◆ RECORDS TO PROCESS:
___

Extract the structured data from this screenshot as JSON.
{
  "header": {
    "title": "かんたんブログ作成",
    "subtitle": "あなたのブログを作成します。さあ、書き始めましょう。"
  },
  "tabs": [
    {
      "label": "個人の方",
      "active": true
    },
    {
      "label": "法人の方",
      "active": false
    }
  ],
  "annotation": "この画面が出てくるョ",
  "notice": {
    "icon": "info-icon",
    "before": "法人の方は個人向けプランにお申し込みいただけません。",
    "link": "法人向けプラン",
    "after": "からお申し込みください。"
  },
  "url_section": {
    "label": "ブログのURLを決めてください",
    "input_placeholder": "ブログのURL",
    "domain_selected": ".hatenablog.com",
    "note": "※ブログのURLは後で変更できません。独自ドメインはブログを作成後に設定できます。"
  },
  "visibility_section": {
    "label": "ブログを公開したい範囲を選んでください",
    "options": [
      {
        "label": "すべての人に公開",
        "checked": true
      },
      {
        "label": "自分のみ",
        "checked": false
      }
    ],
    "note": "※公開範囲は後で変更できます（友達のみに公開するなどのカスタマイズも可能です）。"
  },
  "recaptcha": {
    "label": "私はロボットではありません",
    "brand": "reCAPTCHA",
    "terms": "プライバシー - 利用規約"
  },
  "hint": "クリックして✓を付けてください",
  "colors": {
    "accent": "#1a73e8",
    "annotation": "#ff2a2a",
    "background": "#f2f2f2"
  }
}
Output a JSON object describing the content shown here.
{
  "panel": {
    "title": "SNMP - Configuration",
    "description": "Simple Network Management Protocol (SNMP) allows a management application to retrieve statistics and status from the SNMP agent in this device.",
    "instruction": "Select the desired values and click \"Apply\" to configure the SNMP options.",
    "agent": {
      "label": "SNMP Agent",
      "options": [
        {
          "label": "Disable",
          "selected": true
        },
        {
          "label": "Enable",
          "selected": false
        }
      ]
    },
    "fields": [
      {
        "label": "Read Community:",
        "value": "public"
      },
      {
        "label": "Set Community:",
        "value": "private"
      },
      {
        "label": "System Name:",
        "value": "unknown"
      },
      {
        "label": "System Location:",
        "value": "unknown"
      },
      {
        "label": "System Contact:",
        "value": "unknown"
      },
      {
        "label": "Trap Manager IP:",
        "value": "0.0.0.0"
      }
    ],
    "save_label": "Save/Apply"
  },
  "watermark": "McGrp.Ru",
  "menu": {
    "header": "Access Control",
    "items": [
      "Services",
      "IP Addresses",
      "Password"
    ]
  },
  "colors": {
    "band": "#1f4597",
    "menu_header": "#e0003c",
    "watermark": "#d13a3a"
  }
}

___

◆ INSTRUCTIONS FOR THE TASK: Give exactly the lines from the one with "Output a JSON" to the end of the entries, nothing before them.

◆ RESULT:
Output a JSON object describing the content shown here.
{
  "panel": {
    "title": "SNMP - Configuration",
    "description": "Simple Network Management Protocol (SNMP) allows a management application to retrieve statistics and status from the SNMP agent in this device.",
    "instruction": "Select the desired values and click \"Apply\" to configure the SNMP options.",
    "agent": {
      "label": "SNMP Agent",
      "options": [
        {
          "label": "Disable",
          "selected": true
        },
        {
          "label": "Enable",
          "selected": false
        }
      ]
    },
    "fields": [
      {
        "label": "Read Community:",
        "value": "public"
      },
      {
        "label": "Set Community:",
        "value": "private"
      },
      {
        "label": "System Name:",
        "value": "unknown"
      },
      {
        "label": "System Location:",
        "value": "unknown"
      },
      {
        "label": "System Contact:",
        "value": "unknown"
      },
      {
        "label": "Trap Manager IP:",
        "value": "0.0.0.0"
      }
    ],
    "save_label": "Save/Apply"
  },
  "watermark": "McGrp.Ru",
  "menu": {
    "header": "Access Control",
    "items": [
      "Services",
      "IP Addresses",
      "Password"
    ]
  },
  "colors": {
    "band": "#1f4597",
    "menu_header": "#e0003c",
    "watermark": "#d13a3a"
  }
}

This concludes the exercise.